----- Dataset entries -----
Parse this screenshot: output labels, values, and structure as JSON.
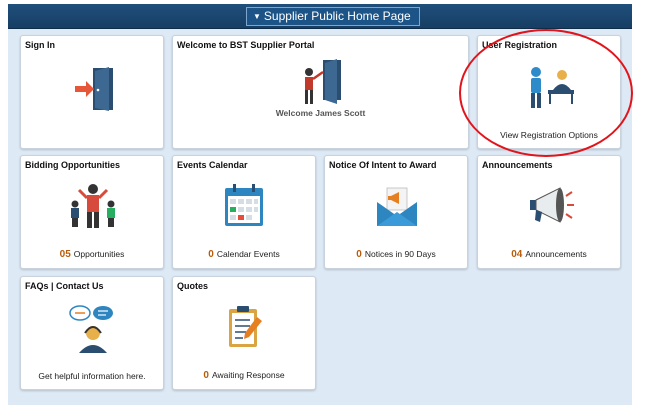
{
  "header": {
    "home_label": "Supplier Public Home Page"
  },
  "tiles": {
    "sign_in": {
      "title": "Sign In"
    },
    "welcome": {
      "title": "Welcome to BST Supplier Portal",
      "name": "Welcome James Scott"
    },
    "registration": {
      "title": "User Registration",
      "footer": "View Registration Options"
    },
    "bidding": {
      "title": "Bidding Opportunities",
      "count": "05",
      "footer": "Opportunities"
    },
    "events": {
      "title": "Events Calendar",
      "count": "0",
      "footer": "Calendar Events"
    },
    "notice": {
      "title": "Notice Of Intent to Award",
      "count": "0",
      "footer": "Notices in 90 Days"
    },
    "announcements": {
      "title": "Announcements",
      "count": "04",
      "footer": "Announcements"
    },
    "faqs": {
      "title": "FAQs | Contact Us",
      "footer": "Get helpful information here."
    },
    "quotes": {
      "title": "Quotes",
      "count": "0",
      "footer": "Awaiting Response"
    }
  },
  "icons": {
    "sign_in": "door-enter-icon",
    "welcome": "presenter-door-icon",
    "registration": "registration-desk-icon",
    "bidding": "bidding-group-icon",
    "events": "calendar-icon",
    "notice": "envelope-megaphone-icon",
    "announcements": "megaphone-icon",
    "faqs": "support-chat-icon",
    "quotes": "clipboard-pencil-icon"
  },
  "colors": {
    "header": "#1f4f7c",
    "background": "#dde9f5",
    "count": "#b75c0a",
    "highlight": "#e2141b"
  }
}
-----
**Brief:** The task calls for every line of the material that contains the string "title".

**Solution to the exercise:**
      "title": "Sign In"
      "title": "Welcome to BST Supplier Portal",
      "title": "User Registration",
      "title": "Bidding Opportunities",
      "title": "Events Calendar",
      "title": "Notice Of Intent to Award",
      "title": "Announcements",
      "title": "FAQs | Contact Us",
      "title": "Quotes",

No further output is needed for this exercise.